**WHAT THIS TASK INVOLVES**
If a line of the data below contains the string "JSON", count it, then state the total alone.

**EXERCISE INPUTS**
- - -

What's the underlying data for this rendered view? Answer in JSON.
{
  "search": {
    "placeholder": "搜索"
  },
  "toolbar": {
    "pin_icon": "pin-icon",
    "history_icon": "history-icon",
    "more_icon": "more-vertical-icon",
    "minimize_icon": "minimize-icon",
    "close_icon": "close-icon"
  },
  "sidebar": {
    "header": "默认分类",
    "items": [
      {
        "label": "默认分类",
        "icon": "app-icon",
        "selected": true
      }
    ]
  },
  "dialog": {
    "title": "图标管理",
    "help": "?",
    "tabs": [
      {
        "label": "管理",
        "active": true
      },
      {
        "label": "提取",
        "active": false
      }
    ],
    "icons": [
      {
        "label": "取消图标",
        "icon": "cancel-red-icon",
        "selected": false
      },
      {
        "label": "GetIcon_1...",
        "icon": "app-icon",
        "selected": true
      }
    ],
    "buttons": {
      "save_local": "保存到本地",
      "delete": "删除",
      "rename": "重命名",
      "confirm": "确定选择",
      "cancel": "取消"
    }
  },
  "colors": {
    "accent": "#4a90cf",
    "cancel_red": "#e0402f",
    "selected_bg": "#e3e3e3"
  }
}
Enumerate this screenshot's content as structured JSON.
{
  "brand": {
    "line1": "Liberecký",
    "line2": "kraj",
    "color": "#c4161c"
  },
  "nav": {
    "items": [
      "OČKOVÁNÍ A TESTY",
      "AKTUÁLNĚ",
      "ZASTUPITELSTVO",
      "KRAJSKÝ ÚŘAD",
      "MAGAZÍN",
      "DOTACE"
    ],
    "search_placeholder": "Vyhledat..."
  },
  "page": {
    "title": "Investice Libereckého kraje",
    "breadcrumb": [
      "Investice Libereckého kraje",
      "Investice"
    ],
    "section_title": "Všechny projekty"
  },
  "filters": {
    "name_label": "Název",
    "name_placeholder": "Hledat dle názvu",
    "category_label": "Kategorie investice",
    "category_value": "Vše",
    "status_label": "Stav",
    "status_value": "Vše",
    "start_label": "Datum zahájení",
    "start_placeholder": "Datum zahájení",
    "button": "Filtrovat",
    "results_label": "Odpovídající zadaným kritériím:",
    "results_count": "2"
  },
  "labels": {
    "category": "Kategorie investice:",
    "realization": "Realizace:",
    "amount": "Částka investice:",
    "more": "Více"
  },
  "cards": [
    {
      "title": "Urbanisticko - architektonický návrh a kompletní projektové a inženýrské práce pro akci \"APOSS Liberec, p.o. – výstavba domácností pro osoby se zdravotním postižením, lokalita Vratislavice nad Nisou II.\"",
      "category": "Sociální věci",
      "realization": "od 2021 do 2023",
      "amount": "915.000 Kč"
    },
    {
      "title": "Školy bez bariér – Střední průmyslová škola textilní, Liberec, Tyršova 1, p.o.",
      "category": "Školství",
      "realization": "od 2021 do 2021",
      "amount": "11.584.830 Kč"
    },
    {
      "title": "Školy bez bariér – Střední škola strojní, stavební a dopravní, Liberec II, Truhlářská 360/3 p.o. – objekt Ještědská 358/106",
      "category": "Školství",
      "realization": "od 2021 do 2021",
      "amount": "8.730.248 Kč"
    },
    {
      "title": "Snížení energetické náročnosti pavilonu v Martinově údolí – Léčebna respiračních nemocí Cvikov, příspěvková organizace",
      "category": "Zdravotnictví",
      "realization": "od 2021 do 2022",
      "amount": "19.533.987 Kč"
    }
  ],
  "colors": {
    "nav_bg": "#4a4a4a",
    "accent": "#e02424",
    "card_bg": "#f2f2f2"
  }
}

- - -

**SOLUTION TO THIS TASK**
2